.. Newsday did a piece about Breezy Point in its Real Estate Section on June 24. In the piece, Cara Trager, the author, says “Formed in 1961 and comprising three communities – Breezy Point, Rockaway Point and Roxbury, the cooperative bears little resemblance to the ethnically diverse and bustling borough to which it is connected.” That is a nice way of saying that certain people need not apply. The article says, “[The cooperative] is not just close-knit, it is homogeneous. The enclave, with 2,952 single-family homes and 4,226 residents is 99.2 percent white and 60 percent of the population is of Irish descent, according to the 2000 census.”
.. I certainly wish that the Manhattan media would get it right when they do articles about Rockaway. New York magazine did a piece last week on Fort Tilden State Park, one of the nicest, most isolated beaches in the city. It calls the “state park,” “an unspoiled island oasis.” First of all, Fort Tilden is not a state park, but a federal park. Secondly, Fort Tilden is hardly an island, being part of the Rockaway peninsula. Third of all, the beach the magazine talks about is right down the road from the park’s administration building and, while not highly used, is hardly isolated any more than the rest of Rockaway.

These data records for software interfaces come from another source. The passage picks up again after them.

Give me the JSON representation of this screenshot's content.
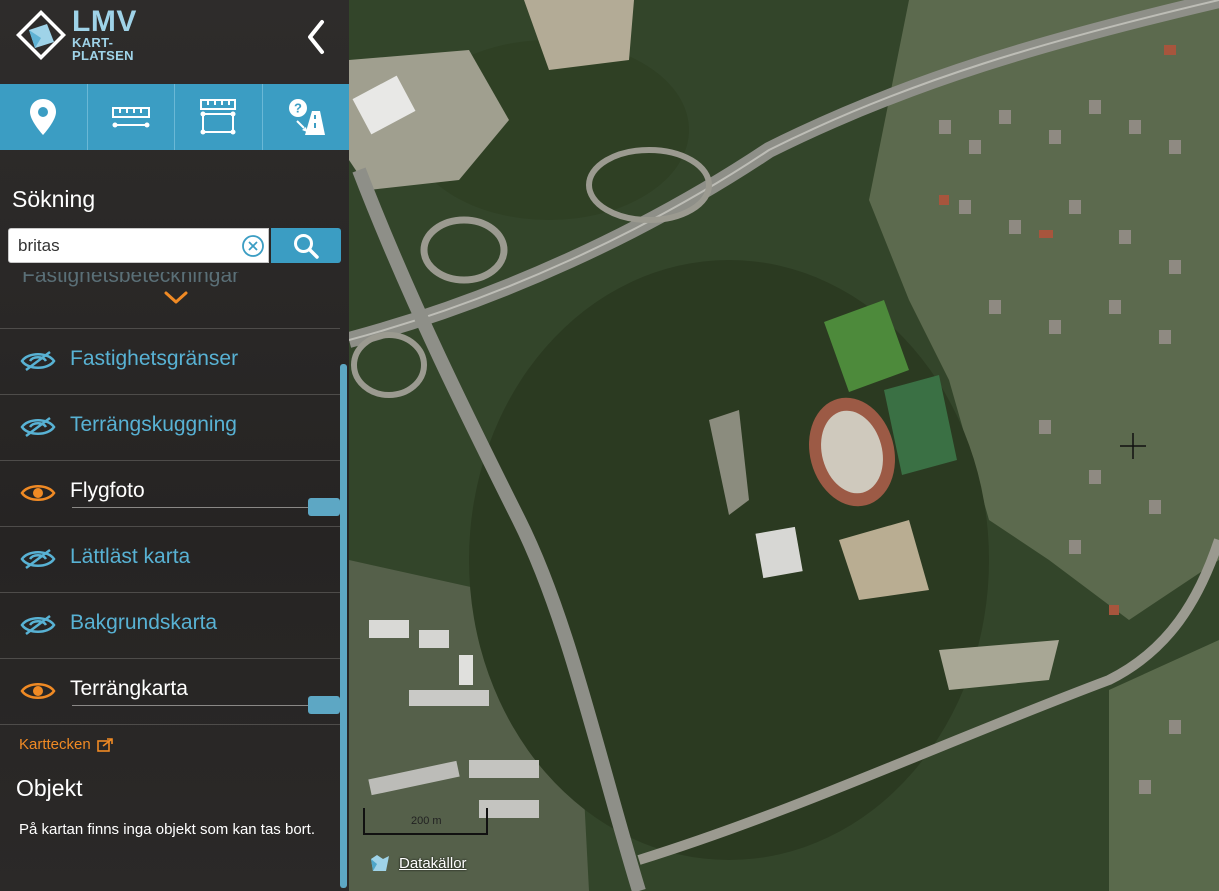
{
  "brand": {
    "logo_big": "LMV",
    "logo_line1": "KART-",
    "logo_line2": "PLATSEN",
    "accent": "#3b9dc3"
  },
  "toolbar": {
    "tools": [
      {
        "icon": "map-pin-icon"
      },
      {
        "icon": "measure-line-icon"
      },
      {
        "icon": "measure-area-icon"
      },
      {
        "icon": "route-help-icon"
      }
    ]
  },
  "search": {
    "title": "Sökning",
    "value": "britas"
  },
  "layers": {
    "hidden_peek": "Fastighetsbeteckningar",
    "items": [
      {
        "name": "Fastighetsgränser",
        "visible": false
      },
      {
        "name": "Terrängskuggning",
        "visible": false
      },
      {
        "name": "Flygfoto",
        "visible": true
      },
      {
        "name": "Lättläst karta",
        "visible": false
      },
      {
        "name": "Bakgrundskarta",
        "visible": false
      },
      {
        "name": "Terrängkarta",
        "visible": true
      }
    ],
    "colors": {
      "visible": "#f08a24",
      "hidden": "#58b2d4"
    }
  },
  "legend": {
    "link": "Karttecken"
  },
  "objects": {
    "title": "Objekt",
    "text": "På kartan finns inga objekt som kan tas bort."
  },
  "map": {
    "scale_label": "200 m",
    "datasources_label": "Datakällor"
  }
}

.. I got a letter from Kevin Sheekey, the campaign manager for Mayor Mike Bloomberg this week. Although I usually excoriate Bloomberg for his failure to treat anybody outside of his Manhattan friends as human beings with a free will, Sheekey wants me to join the Bloomberg team because of my belief in his mayoralty. Somehow, I think he’ll have to wait before seeing me on his Bloomberg team this year.
.. There is a law that forbids elected officials and candidates from visiting public schools beginning 60 days before the primary or general election. That means the schools should be politician-free from the first day school opens in September. Of course, there is a loophole for current elected officials who can go into the schools if their visit “is part of their officials duties.” What does that mean? Who knows, but you can bet that the pols, who will make education into a seminal issue this year, will use the schools for sound bites all that they can.
.. The activists who argue that police and school officials had no right to handcuff a 7-year-old boy who was kicking, biting and scratching both kids and adults have never been in a school setting and have never seen an emotionally handicapped kid “go off.” It is truly frightening and something that I have been involved in more times than I care to count. Actually, I have ordered a number of young children (although none as young as seven) to be cuffed because that was the only way to keep them from harming not only others, but themselves as well. What do you do with a nine-year-old who insists on putting his head through a glass window when he bites and kicks and scratches you as you try and restrain him. Try it sometime. It is not pretty. Often, handcuffs are the only device that will keep the child from harm.